Ludwig von Mises might not have escaped from the grip of Hitler and Nazi Germany if it weren’t for his successful emigration to the United States. Friedrich Hayek only lived in the United States for twelve years, but his book The Road to Serfdom still manages to widely influence free-market capitalists, especially after being featured on Glenn Beck’s television show. (Tossing in this reference to one of the most watched political commentators in the Republican sphere gives you a nice connection to your audience.)
And don’t forget to mention that Milton Friedman was born just after his parents moved to the United States from Hungary — I highly doubt Republicans would refer to one of President Reagan’s top economic advisors as an “anchor baby.”
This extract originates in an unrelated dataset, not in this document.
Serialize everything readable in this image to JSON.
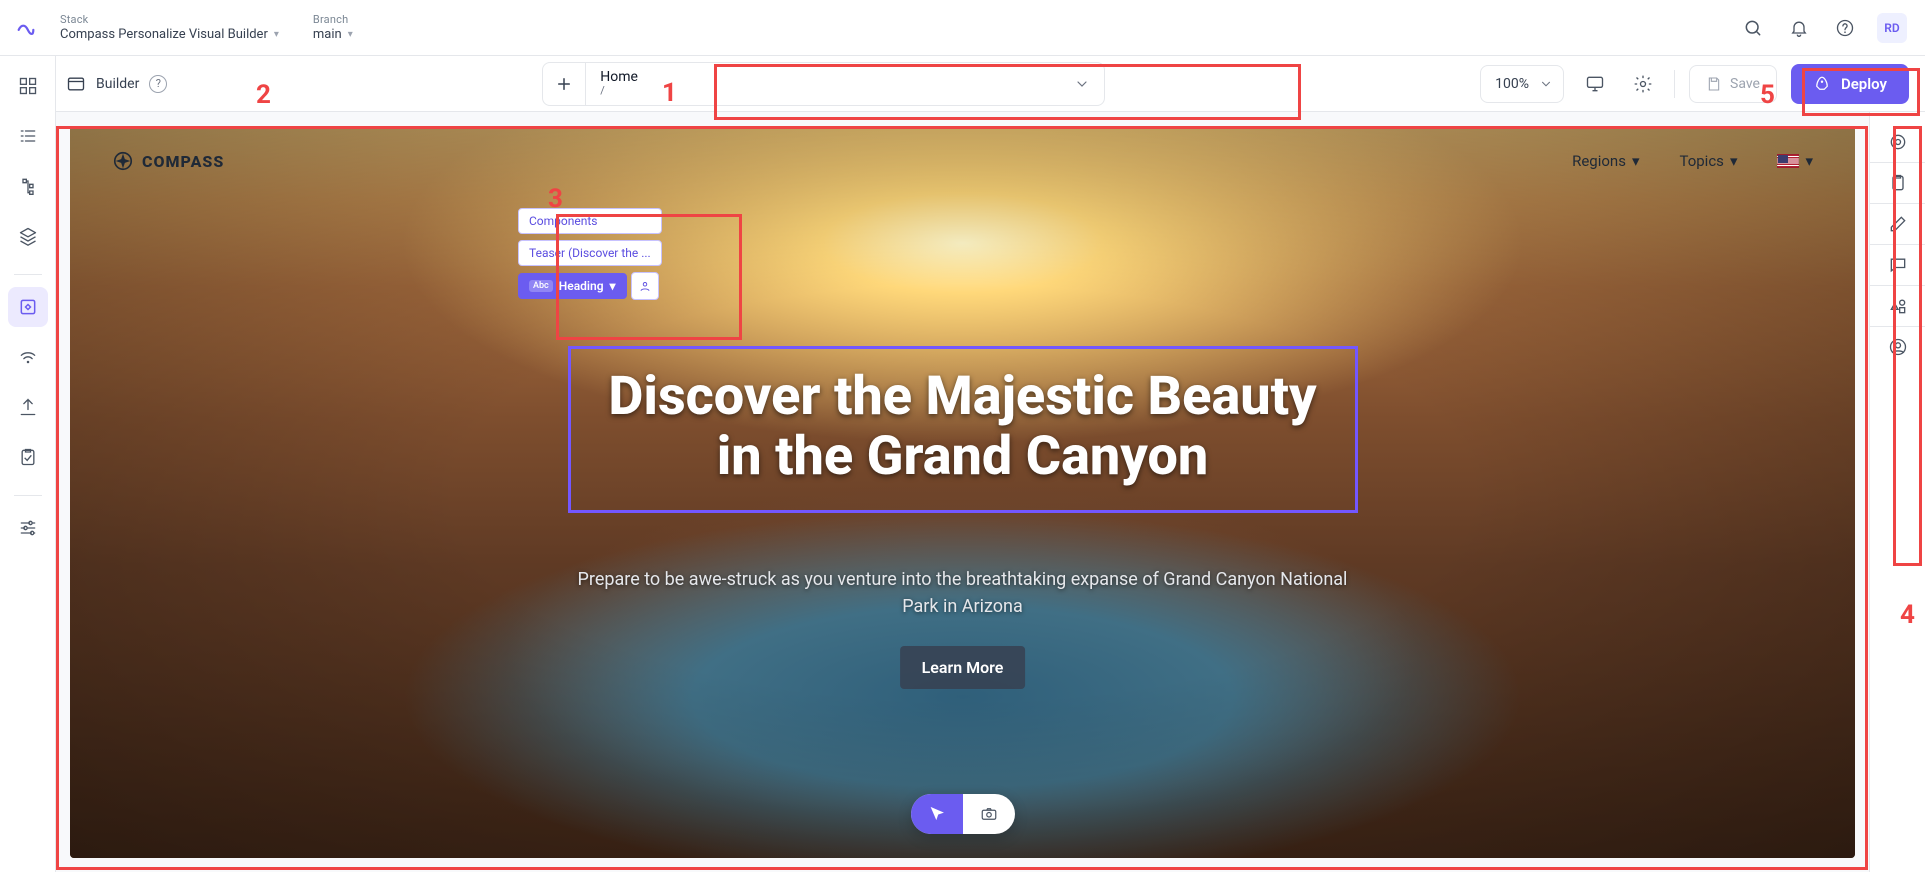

The Constitution is another tricky matter, because it explicitly enumerates to Congress the power to “establish a uniform Rule of Naturalization.” Note that naturalization doesn’t necessarily equate to immigration and emigration; you can still freely enter and leave a country without becoming a citizen. However, the case made by border proponents is that Congressional regulation of immigration rates into the country is vital to its control over the citizenship process and therefore the latter encompasses the former. Introduce this sentiment without expansion, and then give your opponent the benefit of the doubt; it’ll help you sound reasonable, and it can alleviate the natural tone of combativeness in debate.
But you need to make it clear that the Constitution has been wrong. The libertarian disagreement on immigration isn’t a landmark. The most modern example of constitutional incorrectness enumerates to Congress the power to “establish post offices and post roads.” The creation of the United States Postal Service was a bad idea in the 19th century, it was a bad idea in the 20th century, and it continues to be a bad idea in the 21st century. We need to ask, couldn’t the Constitution be incorrect about immigration, too?
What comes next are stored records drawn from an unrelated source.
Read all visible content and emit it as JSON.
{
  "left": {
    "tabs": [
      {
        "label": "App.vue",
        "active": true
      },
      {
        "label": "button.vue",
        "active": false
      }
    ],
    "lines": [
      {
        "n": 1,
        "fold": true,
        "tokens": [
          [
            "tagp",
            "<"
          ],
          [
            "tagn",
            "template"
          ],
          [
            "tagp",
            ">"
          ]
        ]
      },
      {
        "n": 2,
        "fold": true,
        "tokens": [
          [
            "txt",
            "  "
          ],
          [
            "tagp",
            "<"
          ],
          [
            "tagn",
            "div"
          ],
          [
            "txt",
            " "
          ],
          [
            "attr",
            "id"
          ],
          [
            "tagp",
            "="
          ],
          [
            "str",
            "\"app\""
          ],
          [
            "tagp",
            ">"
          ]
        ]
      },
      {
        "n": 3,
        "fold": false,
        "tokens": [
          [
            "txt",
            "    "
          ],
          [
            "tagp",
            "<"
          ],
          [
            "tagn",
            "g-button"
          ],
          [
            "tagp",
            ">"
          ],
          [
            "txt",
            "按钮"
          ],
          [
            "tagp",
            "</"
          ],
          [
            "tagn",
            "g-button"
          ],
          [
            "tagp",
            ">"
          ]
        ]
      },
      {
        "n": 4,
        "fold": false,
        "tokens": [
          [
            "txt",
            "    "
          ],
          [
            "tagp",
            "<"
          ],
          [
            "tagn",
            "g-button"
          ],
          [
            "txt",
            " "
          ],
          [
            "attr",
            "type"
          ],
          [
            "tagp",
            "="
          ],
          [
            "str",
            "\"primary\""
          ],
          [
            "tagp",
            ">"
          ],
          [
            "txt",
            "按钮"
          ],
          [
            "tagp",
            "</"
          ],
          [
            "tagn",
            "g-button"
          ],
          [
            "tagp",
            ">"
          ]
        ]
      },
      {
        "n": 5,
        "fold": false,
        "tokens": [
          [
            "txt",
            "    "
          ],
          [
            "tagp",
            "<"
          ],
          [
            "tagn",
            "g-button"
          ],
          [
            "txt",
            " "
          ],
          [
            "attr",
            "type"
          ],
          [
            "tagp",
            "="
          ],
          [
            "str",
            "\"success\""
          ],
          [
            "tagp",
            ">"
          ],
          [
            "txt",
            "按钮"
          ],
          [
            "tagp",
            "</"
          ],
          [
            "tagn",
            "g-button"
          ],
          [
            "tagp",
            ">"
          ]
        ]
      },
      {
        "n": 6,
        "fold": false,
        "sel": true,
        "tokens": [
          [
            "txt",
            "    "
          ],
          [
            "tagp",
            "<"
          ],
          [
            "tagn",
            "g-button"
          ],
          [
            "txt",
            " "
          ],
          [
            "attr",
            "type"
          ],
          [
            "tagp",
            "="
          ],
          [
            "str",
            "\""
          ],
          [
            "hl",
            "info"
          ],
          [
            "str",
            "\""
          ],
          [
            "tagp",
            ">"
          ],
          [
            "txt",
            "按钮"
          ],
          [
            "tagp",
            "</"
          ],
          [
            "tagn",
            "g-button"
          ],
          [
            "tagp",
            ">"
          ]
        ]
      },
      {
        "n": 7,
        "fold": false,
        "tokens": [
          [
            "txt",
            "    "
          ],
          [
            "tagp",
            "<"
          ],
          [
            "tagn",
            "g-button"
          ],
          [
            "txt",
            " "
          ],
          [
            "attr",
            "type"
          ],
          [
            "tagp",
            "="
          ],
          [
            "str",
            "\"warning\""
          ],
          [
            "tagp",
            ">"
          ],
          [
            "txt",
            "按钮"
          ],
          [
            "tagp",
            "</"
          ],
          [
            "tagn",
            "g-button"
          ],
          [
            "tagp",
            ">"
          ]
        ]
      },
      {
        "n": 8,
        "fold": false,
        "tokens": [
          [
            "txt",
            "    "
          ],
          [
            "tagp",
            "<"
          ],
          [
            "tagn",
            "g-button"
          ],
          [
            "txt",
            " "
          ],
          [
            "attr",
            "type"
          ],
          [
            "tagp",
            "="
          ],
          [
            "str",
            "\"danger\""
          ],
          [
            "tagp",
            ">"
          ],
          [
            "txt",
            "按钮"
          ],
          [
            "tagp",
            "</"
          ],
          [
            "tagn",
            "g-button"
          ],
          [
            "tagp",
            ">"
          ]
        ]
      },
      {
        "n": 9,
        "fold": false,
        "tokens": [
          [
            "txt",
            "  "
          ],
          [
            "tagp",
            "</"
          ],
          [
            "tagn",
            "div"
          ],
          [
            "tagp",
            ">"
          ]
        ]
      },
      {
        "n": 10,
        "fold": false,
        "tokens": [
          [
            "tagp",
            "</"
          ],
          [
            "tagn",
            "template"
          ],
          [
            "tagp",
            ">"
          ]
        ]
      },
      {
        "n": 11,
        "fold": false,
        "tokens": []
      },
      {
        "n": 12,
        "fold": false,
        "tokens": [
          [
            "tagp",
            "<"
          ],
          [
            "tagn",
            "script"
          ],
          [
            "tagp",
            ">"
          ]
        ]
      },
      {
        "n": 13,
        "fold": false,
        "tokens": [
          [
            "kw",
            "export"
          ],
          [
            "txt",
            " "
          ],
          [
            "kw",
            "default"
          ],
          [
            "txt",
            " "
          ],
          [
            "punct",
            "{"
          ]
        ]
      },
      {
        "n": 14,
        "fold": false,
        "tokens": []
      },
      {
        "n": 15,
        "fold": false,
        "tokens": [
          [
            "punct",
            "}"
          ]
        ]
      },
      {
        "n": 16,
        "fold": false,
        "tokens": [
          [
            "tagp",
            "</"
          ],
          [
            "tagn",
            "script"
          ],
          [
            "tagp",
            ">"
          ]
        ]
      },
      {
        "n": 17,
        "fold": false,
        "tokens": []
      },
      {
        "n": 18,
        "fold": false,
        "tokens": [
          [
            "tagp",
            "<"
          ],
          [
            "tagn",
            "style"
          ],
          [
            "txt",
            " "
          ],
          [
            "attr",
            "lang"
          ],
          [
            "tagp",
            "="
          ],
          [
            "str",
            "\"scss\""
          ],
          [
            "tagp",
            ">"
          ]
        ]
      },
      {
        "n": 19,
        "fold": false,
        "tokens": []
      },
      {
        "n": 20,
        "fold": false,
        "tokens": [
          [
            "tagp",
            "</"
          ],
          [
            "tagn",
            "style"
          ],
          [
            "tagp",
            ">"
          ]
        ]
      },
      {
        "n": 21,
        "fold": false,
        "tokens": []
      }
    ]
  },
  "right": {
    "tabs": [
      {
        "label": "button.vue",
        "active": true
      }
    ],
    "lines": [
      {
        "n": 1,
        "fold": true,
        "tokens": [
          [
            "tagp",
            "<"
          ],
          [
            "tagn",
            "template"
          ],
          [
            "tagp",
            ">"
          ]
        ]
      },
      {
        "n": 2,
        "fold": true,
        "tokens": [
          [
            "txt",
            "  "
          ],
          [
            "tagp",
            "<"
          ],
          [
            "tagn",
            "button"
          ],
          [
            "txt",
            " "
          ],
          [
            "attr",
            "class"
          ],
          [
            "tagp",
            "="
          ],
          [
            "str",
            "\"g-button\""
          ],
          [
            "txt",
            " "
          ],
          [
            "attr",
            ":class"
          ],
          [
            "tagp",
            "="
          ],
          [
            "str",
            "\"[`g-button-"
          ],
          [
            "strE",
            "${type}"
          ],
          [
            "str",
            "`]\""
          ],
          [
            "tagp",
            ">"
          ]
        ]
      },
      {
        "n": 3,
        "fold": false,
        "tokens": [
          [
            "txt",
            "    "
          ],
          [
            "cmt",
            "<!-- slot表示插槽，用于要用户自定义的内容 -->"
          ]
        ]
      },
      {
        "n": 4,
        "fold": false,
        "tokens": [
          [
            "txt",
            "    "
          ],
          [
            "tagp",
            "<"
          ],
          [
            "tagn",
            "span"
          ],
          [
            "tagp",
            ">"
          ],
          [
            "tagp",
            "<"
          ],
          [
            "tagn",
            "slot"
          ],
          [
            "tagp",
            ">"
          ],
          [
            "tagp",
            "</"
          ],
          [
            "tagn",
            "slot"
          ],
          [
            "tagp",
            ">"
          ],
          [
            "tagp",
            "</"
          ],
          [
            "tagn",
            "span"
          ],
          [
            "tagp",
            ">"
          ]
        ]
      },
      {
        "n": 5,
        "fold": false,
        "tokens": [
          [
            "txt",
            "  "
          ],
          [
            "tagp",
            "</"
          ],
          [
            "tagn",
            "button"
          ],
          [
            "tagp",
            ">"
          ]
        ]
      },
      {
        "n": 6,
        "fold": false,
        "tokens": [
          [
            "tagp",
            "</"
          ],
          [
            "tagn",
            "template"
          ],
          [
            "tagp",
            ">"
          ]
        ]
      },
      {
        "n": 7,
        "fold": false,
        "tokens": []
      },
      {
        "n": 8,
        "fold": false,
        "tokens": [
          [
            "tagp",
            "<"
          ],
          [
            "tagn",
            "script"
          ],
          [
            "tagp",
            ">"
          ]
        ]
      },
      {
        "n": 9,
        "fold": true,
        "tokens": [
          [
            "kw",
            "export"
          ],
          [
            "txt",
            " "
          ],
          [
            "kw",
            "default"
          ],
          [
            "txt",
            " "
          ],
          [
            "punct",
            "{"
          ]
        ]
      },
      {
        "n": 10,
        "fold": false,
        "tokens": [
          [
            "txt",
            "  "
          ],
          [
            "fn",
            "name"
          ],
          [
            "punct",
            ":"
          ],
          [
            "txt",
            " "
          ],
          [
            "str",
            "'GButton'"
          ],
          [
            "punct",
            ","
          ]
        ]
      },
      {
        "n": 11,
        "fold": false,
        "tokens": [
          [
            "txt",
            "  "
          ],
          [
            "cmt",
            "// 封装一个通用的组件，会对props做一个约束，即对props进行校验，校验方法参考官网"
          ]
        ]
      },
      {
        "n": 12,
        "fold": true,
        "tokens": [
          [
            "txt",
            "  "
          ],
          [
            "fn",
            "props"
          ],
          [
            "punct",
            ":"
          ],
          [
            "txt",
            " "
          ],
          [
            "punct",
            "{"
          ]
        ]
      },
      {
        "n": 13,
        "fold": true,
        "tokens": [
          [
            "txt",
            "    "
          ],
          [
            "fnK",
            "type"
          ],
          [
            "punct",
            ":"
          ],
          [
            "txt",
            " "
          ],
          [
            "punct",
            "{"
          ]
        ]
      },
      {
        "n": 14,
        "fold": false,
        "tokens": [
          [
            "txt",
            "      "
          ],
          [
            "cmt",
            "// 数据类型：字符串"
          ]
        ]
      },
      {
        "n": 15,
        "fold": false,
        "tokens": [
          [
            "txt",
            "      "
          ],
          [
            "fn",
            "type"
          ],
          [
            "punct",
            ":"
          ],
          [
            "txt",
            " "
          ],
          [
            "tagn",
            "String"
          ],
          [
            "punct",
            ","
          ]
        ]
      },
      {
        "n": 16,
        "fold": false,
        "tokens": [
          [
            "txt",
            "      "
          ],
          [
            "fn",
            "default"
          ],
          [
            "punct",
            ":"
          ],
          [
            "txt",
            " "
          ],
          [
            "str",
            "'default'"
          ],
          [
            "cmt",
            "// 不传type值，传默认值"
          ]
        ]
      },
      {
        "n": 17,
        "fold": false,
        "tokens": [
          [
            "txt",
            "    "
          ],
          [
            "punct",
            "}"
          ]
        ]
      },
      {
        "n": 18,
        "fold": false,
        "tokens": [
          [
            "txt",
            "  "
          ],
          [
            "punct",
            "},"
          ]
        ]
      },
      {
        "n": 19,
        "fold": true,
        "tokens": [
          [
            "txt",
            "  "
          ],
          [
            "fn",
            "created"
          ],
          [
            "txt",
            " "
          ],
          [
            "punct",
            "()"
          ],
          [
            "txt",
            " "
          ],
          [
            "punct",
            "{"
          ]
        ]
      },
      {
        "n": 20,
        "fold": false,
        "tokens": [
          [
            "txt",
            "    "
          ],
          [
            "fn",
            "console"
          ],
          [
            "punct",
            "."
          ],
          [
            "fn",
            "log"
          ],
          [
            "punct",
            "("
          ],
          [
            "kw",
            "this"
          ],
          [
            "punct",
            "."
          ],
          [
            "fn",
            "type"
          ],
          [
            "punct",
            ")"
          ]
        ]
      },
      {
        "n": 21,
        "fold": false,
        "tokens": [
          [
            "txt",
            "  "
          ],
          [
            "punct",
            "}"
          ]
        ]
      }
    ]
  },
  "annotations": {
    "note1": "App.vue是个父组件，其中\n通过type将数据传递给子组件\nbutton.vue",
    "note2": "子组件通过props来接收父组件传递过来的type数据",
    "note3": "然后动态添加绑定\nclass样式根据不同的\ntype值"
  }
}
But economics is the easiest case for free immigration. Your opponent will mostly likely spout out a few statistics on how the illegal immigrants are (1) forcing the government to spend a ton of money each year on immigration enforcement; (2) draining the welfare system; and, perhaps my favorite excuse, (3) “stealing American jobs.”
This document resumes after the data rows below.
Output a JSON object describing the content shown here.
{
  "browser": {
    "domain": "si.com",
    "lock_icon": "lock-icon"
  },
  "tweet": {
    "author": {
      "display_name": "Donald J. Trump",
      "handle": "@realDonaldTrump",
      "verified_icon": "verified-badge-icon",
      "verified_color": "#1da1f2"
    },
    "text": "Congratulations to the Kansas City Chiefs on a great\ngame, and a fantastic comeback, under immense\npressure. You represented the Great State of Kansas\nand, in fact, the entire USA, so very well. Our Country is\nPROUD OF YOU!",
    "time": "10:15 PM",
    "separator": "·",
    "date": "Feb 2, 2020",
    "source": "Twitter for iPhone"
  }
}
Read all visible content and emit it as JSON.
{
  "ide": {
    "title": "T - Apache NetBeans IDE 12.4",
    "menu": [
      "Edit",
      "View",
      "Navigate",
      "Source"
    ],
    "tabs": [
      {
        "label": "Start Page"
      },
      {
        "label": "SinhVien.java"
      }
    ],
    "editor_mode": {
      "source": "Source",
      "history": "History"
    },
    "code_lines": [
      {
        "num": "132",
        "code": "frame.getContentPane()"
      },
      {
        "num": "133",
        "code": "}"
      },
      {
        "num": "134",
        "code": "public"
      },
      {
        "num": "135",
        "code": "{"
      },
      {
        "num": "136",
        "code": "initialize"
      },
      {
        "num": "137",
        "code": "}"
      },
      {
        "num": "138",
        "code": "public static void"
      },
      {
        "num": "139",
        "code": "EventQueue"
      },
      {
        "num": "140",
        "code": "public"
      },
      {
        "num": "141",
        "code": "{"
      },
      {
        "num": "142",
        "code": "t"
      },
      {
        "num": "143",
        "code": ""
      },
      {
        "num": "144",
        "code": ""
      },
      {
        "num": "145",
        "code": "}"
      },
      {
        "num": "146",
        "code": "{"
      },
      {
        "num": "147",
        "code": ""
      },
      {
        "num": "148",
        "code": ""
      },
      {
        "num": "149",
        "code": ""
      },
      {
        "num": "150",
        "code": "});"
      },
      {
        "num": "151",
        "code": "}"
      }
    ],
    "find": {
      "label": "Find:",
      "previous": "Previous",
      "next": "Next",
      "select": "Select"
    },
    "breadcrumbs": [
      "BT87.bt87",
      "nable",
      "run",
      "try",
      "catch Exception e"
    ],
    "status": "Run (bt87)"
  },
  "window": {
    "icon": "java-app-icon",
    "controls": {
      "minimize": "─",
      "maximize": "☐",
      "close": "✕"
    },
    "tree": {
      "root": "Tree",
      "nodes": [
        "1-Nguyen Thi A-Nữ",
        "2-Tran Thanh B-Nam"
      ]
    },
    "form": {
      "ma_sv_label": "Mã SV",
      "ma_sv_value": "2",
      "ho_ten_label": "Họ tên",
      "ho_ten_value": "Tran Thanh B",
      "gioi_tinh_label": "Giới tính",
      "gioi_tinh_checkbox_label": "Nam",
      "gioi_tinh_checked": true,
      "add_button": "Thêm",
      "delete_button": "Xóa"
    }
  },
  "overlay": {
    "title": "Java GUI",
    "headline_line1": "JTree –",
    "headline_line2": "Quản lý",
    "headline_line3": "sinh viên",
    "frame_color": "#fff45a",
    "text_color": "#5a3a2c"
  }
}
The second point might make sense in theory, but it just fails to take into account the reality of American bankruptcy. The federal government’s $61.6 trillion in unfunded obligations is over four times as large as the annual GDP of the United States. It will never be paid, unless it is through either a massively inflationary policy — after which the US dollar will be worthless — or a tremendous slashing of the government’s budget. Using illegal immigrants as scapegoats for a failing welfare state is like trying to cool down the sun with an ice cube.
The third point — “they’re stealing our jobs!” — could be taken care of with the good, old-fashioned broken-window story. But there’s another possible approach here.
Republicans, unlike their left-wing counterparts, are not supposed to believe that everyone has the right to a job. Your opponent’s belief that illegal immigrants are “stealing American jobs” is inconsistent, because it implies that an American does, in fact, have the right to keep his job when his employer might want to give it to a different — quite frankly, more productive — individual.
Now you can paint these border hawks as unionists. The idea that people shouldn’t be allowed in the United States workforce unless they pay annual taxes (dues) and are legally accepted into the government’s system as citizens equates to the rules of membership in a union. So the US government forcibly unionizes its citizens — and will your opponent admit to being in favor of that?
Disagreeing in a nice, relaxed manner can win you the affection and respect of your opponent and your audience. Wait until the end of the debate to strongly attack your opponent; otherwise you’ll seem too aggressive throughout the entire thing. But then you can leave your opponent with an unanswerable, inescapable question, so that his final response is limited to a few words and an even less significant meaning.